Mistaken Identity Abroad

06/17/2013 08:22 pm ET Updated Dec 06, 2017

Something funny has been happening to me when I travel in Western Europe: I get taken for Norwegian.

It's odd because as far as I know, there's never been anyone but Polish, Ukrainian, Lithuanian, Czech or Russian Jews in my family tree. Maybe some Scandinavian DNA got in there somehow, but if that's the case, those genes must be pretty dominant.

What makes it even weirder is that the first time someone wondered if I was Norwegian, it was on a beach in Israel, and he was Jewish. A new Dutch friend I'd made at a conference came over to me and pointed back to this guy further up the beach and said, "He wants to know where in Norway you're from."

I shrugged it off, but then it started happening more often, especially in the Netherlands and Germany. I was once having dinner in Braunschweig while on a book tour for my memoir My Germany, and a man sat next to me at the trestle table and said, "I do a lot of business in Norway."

That seemed like a bizarre conversation starter.
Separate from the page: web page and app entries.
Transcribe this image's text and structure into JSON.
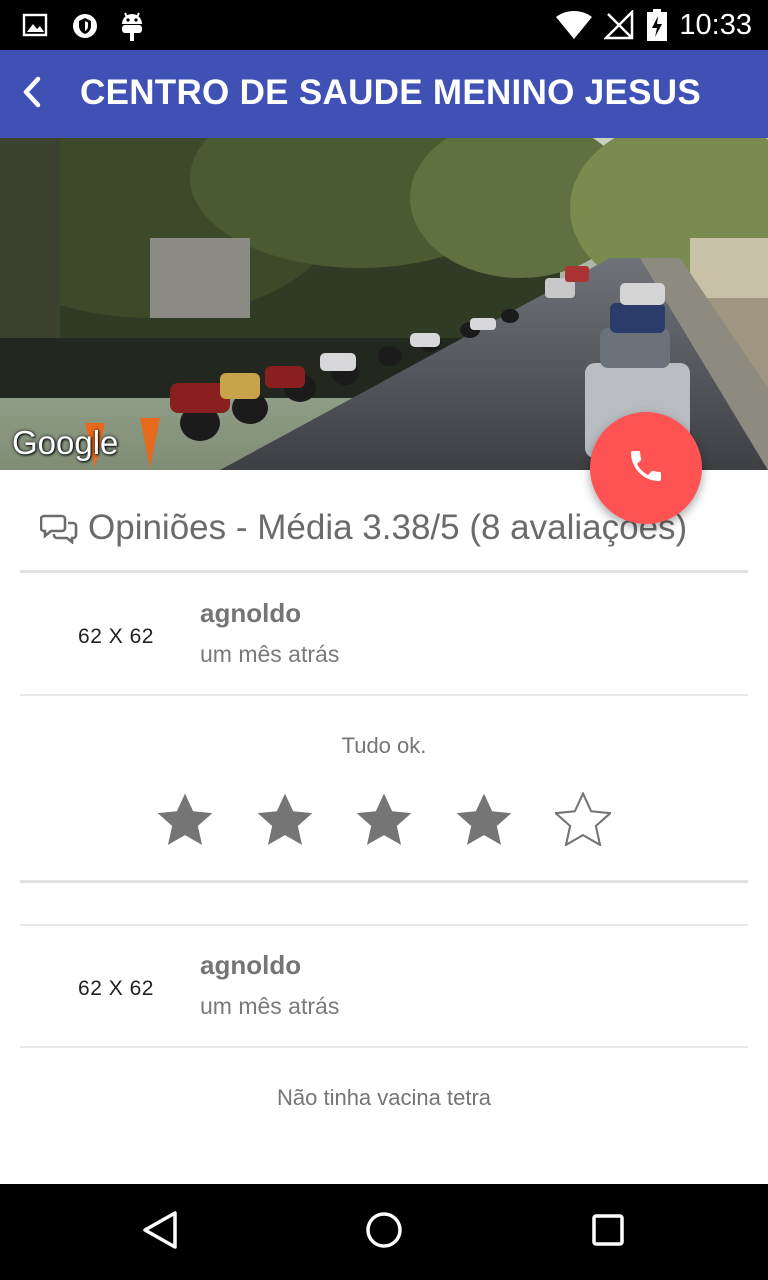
{
  "status_bar": {
    "time": "10:33",
    "left_icons": [
      "image-icon",
      "shield-icon",
      "android-icon"
    ],
    "right_icons": [
      "wifi-icon",
      "no-signal-icon",
      "battery-charging-icon"
    ]
  },
  "toolbar": {
    "title": "CENTRO DE SAUDE MENINO JESUS",
    "back_icon": "chevron-left-icon",
    "color": "#3f51b5"
  },
  "hero": {
    "watermark": "Google"
  },
  "fab": {
    "icon": "phone-icon",
    "color": "#ff5252"
  },
  "opinions": {
    "header": "Opiniões - Média 3.38/5 (8 avaliações)",
    "icon": "chat-bubbles-icon"
  },
  "reviews": [
    {
      "avatar_placeholder": "62 X 62",
      "author": "agnoldo",
      "time_ago": "um mês atrás",
      "text": "Tudo ok.",
      "rating": 4,
      "max_rating": 5
    },
    {
      "avatar_placeholder": "62 X 62",
      "author": "agnoldo",
      "time_ago": "um mês atrás",
      "text": "Não tinha vacina tetra"
    }
  ],
  "nav_bar": {
    "icons": [
      "back-triangle-icon",
      "home-circle-icon",
      "recents-square-icon"
    ]
  }
}
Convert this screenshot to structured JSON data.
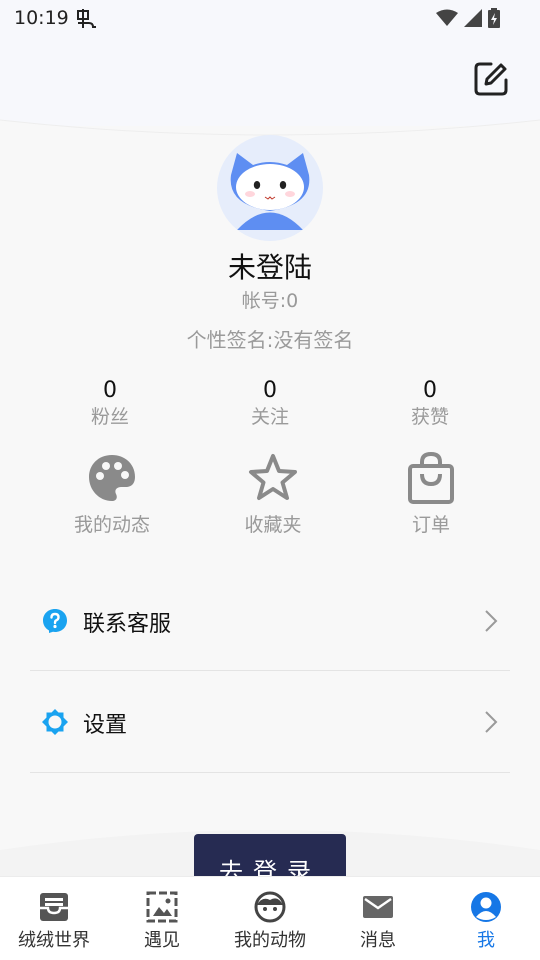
{
  "status_bar": {
    "time": "10:19"
  },
  "profile": {
    "name": "未登陆",
    "account": "帐号:0",
    "signature": "个性签名:没有签名"
  },
  "stats": [
    {
      "value": "0",
      "label": "粉丝"
    },
    {
      "value": "0",
      "label": "关注"
    },
    {
      "value": "0",
      "label": "获赞"
    }
  ],
  "quick_actions": [
    {
      "label": "我的动态",
      "icon": "palette-icon"
    },
    {
      "label": "收藏夹",
      "icon": "star-icon"
    },
    {
      "label": "订单",
      "icon": "shopping-bag-icon"
    }
  ],
  "menu": [
    {
      "label": "联系客服",
      "icon": "help-icon"
    },
    {
      "label": "设置",
      "icon": "gear-icon"
    }
  ],
  "login_button": {
    "label": "去登录"
  },
  "bottom_nav": [
    {
      "label": "绒绒世界",
      "icon": "inbox-icon",
      "active": false
    },
    {
      "label": "遇见",
      "icon": "gallery-icon",
      "active": false
    },
    {
      "label": "我的动物",
      "icon": "face-icon",
      "active": false
    },
    {
      "label": "消息",
      "icon": "mail-icon",
      "active": false
    },
    {
      "label": "我",
      "icon": "person-icon",
      "active": true
    }
  ],
  "colors": {
    "accent": "#1677e6",
    "menu_icon": "#1aa3f0",
    "login_bg": "#262b52",
    "avatar_blue": "#5e8ef2"
  }
}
I must have looked puzzled, because he said (still in German), "You're not Norwegian?" I shook my head. We chatted anyway through our meals in a mixture of German and English, but he looked suspicious.


It's happened to me many other times in different ways, and back when my hair was shoulder-length, more than one German told me "You look like a Viking." Flying home from Berlin on another trip, my Swedish seat mate said half way through the flight that he was surprised I had asked him a question in English because he was sure I was Norwegian.
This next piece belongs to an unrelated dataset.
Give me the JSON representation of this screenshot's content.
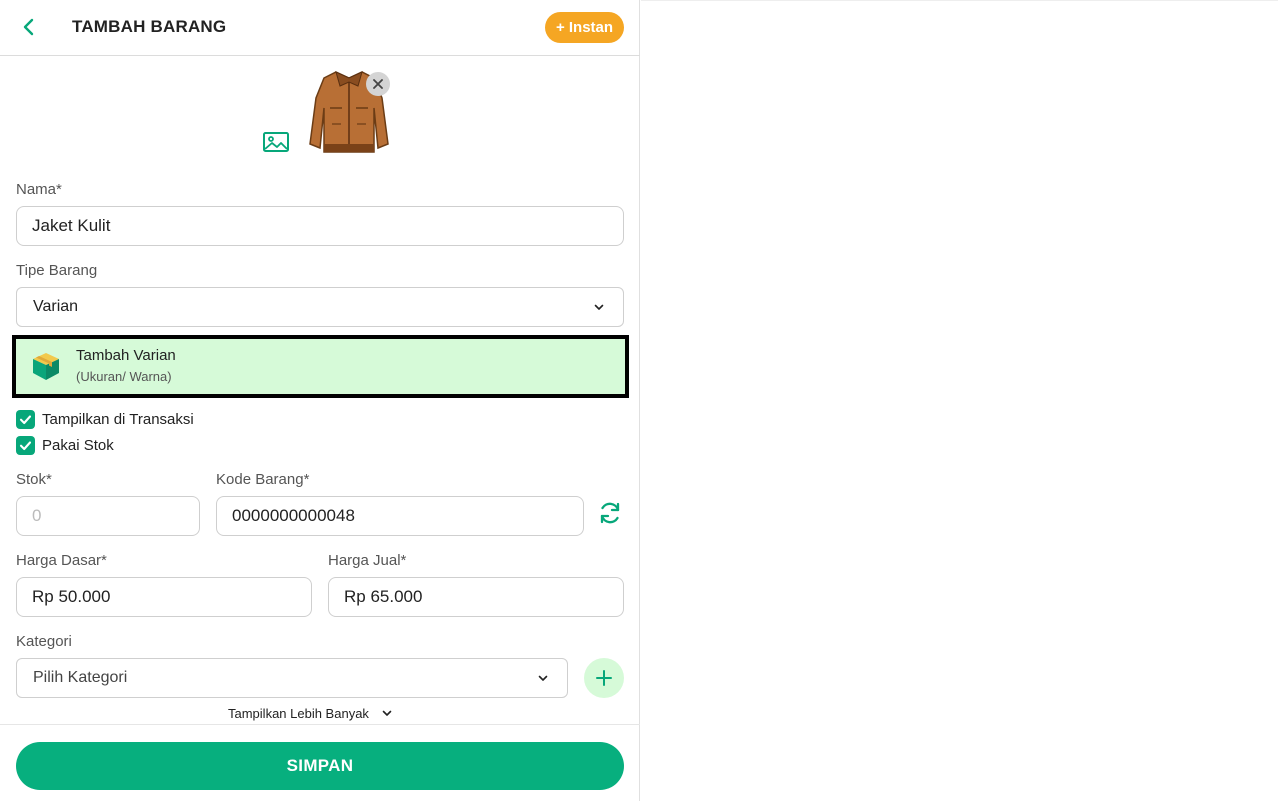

I finally thought I had the opportunity to get to the heart of this mystery when I overheard some people at a hotel lobby in New Jersey who were clearly Swedish and something else. I recognized the sound of Swedish from having watched Swedish movies, and took a guess that the one guy in the group who sounded different was Norwegian. When he headed off for the men's room and then returned, I stopped him before he got back to his group.

"Are you Norwegian by any chance?"
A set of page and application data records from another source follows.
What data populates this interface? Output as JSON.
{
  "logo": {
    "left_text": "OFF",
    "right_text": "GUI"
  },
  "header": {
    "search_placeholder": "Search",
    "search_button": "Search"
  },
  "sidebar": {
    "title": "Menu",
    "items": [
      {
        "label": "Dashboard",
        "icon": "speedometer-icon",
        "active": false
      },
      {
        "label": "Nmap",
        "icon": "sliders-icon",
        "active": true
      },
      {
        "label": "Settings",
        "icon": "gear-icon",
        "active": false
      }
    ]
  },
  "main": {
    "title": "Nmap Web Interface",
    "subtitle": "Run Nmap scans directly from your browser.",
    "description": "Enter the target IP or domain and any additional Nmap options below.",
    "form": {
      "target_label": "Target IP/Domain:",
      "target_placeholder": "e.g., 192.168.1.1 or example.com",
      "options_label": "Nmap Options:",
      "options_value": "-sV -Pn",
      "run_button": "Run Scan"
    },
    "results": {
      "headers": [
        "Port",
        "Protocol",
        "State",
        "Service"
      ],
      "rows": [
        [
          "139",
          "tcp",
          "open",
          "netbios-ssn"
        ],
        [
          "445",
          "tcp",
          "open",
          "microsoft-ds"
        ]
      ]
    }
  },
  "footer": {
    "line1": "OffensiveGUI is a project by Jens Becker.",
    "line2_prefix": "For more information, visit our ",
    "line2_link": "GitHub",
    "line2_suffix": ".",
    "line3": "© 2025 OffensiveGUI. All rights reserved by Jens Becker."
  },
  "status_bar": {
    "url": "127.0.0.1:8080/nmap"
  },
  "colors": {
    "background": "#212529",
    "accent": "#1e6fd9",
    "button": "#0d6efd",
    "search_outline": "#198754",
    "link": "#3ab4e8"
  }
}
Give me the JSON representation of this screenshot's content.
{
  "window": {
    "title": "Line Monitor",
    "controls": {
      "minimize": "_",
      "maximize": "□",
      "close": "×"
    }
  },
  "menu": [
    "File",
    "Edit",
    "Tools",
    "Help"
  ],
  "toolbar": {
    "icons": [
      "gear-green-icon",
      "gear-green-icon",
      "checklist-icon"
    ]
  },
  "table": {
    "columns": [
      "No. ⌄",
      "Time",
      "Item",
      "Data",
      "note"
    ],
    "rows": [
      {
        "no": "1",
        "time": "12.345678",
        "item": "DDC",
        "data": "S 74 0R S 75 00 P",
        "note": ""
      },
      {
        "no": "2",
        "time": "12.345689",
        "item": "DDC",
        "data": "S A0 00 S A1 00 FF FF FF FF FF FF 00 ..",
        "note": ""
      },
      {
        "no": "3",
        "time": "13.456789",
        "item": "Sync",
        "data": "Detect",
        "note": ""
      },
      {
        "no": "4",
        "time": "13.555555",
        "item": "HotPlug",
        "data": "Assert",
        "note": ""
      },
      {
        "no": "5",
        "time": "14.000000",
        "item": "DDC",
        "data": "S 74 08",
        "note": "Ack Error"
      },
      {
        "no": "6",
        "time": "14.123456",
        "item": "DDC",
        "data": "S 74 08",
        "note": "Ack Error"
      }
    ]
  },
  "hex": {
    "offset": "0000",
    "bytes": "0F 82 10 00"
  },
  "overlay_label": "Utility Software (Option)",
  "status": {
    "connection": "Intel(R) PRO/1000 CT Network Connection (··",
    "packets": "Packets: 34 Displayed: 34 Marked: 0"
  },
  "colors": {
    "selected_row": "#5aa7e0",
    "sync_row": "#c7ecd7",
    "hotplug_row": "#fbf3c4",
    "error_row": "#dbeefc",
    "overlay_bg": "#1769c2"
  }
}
He nodded. I quickly filled him in on my experiences being taken for one of his countrymen, and asked, "So, do I look Norwegian to you?"

He studied me and shrugged. "What does a Norwegian look like?"